### [Instructions for the task]
Retrieve all lines below that have the string "title".

### [Records provided]
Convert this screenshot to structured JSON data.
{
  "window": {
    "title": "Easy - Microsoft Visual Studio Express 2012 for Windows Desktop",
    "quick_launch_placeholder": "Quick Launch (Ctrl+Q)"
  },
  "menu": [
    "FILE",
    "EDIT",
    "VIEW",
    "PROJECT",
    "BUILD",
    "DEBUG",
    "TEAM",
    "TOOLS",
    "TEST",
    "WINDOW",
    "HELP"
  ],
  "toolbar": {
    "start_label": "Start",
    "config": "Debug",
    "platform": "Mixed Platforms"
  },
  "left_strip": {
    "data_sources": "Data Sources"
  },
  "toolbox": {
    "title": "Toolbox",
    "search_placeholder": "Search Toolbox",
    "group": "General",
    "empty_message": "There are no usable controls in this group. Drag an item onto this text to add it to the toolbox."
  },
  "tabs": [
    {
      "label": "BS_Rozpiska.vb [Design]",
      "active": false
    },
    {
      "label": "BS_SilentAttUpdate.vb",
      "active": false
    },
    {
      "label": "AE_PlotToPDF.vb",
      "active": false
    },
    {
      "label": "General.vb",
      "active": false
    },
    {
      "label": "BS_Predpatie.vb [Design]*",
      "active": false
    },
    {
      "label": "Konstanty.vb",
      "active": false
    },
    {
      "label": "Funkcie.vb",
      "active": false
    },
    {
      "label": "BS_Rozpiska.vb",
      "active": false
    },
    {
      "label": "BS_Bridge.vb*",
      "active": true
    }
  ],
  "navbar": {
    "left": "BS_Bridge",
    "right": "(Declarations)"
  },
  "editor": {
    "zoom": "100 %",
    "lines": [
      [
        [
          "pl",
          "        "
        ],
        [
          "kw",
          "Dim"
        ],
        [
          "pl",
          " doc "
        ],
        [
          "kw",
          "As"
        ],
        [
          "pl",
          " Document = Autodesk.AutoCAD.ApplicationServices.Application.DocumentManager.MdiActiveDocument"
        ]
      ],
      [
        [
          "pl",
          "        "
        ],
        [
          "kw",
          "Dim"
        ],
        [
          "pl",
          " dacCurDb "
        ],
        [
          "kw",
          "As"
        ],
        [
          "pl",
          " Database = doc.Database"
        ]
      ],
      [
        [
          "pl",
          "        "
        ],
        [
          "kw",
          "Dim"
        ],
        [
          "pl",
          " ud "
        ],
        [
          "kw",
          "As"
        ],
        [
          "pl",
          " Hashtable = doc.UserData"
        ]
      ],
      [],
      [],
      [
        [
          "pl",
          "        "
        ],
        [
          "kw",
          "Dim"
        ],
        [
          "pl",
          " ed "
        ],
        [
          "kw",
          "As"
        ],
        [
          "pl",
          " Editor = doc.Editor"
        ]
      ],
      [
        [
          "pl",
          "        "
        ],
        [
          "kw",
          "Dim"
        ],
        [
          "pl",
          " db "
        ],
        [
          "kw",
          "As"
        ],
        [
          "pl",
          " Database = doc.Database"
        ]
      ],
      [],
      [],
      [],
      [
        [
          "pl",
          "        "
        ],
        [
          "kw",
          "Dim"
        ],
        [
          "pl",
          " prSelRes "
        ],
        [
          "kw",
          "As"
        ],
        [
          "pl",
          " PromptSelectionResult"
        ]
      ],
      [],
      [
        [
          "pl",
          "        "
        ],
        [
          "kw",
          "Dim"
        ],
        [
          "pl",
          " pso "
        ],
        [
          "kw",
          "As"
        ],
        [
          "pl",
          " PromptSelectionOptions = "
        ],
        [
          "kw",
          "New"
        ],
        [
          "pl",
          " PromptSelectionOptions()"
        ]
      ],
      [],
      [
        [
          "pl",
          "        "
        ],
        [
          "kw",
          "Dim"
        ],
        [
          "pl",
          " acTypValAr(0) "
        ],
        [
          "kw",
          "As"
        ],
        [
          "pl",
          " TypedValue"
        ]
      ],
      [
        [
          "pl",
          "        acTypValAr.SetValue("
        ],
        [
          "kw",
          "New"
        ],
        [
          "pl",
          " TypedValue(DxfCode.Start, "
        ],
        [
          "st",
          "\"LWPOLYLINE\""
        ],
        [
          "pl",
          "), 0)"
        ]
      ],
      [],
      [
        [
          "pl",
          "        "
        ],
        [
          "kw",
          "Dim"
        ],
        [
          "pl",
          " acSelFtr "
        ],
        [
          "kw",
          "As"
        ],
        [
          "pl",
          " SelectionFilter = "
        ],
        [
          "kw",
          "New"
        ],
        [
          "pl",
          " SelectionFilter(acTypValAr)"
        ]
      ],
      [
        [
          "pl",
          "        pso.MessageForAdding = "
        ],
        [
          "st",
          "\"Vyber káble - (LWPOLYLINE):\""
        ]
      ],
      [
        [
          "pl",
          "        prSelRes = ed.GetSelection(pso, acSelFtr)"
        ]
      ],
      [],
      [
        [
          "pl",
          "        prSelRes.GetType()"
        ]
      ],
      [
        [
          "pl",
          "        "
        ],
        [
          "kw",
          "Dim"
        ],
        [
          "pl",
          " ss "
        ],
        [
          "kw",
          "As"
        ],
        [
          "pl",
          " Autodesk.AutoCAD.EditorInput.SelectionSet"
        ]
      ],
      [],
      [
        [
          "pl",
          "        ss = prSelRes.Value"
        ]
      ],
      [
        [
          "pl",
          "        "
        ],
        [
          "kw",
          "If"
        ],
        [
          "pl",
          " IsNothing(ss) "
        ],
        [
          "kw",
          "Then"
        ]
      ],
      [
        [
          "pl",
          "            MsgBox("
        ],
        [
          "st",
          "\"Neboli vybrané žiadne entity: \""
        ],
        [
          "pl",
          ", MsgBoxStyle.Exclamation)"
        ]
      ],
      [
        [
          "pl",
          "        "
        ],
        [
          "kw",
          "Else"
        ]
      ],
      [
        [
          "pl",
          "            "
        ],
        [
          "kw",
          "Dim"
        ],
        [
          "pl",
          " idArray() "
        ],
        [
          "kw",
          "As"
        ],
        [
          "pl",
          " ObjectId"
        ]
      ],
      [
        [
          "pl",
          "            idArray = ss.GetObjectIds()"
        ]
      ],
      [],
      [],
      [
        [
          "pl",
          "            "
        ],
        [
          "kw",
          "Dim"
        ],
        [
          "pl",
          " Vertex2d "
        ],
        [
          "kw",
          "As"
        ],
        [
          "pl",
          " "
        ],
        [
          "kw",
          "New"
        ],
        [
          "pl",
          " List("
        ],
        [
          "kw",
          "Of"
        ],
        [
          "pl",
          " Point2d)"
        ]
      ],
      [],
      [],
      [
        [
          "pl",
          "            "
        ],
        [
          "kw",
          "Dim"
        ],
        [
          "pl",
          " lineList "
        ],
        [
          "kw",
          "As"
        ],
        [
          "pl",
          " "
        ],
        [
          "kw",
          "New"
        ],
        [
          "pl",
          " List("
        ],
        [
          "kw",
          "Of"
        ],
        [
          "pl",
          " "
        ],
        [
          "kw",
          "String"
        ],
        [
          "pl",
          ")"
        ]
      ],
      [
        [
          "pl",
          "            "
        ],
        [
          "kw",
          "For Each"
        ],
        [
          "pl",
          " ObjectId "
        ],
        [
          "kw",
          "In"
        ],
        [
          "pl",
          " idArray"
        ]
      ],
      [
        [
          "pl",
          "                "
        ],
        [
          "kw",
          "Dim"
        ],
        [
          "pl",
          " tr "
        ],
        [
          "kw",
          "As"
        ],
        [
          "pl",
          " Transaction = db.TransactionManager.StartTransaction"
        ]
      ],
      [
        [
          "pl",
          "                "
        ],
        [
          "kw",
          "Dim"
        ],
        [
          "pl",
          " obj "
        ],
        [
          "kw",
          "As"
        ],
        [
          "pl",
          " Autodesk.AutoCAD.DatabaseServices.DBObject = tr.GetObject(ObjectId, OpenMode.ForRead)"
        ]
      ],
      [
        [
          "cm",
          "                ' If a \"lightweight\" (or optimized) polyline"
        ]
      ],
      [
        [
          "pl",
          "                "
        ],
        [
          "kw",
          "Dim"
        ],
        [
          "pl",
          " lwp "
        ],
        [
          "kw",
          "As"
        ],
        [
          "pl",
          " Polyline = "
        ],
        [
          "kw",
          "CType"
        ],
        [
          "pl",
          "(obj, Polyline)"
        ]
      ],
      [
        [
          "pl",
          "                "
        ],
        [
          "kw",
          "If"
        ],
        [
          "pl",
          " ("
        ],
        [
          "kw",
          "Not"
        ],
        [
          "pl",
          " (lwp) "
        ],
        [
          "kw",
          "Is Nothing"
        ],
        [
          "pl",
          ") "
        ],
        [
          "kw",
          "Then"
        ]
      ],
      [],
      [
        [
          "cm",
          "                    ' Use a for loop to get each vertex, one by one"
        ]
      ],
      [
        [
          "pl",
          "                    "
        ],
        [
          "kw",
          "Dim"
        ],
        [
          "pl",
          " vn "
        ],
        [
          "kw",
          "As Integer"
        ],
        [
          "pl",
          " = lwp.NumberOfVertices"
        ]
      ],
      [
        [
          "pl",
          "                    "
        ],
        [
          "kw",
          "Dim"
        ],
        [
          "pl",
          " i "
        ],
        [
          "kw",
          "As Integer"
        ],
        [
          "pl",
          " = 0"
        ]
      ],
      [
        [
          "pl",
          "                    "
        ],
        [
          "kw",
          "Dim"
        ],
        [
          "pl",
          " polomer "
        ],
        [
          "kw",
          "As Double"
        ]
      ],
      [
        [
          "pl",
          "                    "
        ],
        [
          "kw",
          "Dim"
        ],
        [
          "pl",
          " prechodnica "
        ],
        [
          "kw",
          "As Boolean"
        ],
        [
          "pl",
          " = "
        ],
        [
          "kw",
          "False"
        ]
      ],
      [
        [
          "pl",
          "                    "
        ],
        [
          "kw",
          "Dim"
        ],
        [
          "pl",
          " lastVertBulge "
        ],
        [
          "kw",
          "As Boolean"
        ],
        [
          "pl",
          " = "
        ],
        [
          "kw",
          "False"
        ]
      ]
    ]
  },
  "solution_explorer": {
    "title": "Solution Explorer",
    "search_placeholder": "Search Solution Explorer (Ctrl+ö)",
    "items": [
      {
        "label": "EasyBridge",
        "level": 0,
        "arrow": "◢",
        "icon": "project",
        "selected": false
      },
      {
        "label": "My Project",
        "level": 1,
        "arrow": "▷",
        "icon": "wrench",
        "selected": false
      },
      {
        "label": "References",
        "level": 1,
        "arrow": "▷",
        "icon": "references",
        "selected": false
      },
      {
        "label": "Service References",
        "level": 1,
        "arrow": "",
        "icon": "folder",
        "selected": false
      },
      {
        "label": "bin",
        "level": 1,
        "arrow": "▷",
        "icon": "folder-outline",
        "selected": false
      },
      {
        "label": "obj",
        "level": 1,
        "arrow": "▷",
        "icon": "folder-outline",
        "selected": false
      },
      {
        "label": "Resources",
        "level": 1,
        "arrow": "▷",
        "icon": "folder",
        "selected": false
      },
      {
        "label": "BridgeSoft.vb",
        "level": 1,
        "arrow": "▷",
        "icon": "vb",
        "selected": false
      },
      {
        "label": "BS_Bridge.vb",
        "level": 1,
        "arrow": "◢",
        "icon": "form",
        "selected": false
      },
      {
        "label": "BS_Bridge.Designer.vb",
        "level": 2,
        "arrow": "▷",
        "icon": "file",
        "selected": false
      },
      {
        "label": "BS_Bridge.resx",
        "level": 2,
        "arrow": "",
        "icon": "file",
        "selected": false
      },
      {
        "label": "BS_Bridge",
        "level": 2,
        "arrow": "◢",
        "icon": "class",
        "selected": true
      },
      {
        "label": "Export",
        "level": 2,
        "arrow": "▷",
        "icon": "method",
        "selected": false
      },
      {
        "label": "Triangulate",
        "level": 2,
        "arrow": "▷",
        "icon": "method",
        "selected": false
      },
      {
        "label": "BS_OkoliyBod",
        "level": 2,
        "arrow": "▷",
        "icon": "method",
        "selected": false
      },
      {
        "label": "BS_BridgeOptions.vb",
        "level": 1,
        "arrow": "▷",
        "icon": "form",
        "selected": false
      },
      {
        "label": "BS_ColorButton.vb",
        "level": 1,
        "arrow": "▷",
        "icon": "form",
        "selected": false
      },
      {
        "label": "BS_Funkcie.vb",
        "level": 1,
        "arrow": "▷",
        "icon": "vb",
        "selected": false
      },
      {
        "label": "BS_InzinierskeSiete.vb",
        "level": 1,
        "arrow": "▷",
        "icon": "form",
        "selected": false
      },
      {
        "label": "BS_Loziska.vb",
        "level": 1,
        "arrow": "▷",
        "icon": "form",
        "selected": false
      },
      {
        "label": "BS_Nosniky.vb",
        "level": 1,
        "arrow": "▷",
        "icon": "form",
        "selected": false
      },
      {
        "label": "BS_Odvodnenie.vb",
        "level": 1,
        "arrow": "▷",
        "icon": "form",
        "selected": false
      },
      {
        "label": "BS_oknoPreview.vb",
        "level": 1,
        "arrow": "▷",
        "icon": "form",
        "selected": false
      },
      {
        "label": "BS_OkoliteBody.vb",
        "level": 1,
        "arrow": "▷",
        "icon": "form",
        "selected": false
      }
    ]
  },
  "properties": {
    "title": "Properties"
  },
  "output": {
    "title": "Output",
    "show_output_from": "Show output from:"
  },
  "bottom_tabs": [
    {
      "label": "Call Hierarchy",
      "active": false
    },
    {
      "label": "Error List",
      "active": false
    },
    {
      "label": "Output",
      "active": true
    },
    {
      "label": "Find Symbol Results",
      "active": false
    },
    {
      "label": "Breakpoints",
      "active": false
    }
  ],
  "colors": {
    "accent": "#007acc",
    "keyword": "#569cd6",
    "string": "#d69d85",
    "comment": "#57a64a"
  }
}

### [Task solution]
    "title": "Easy - Microsoft Visual Studio Express 2012 for Windows Desktop",
    "title": "Toolbox",
    "title": "Solution Explorer",
    "title": "Properties"
    "title": "Output",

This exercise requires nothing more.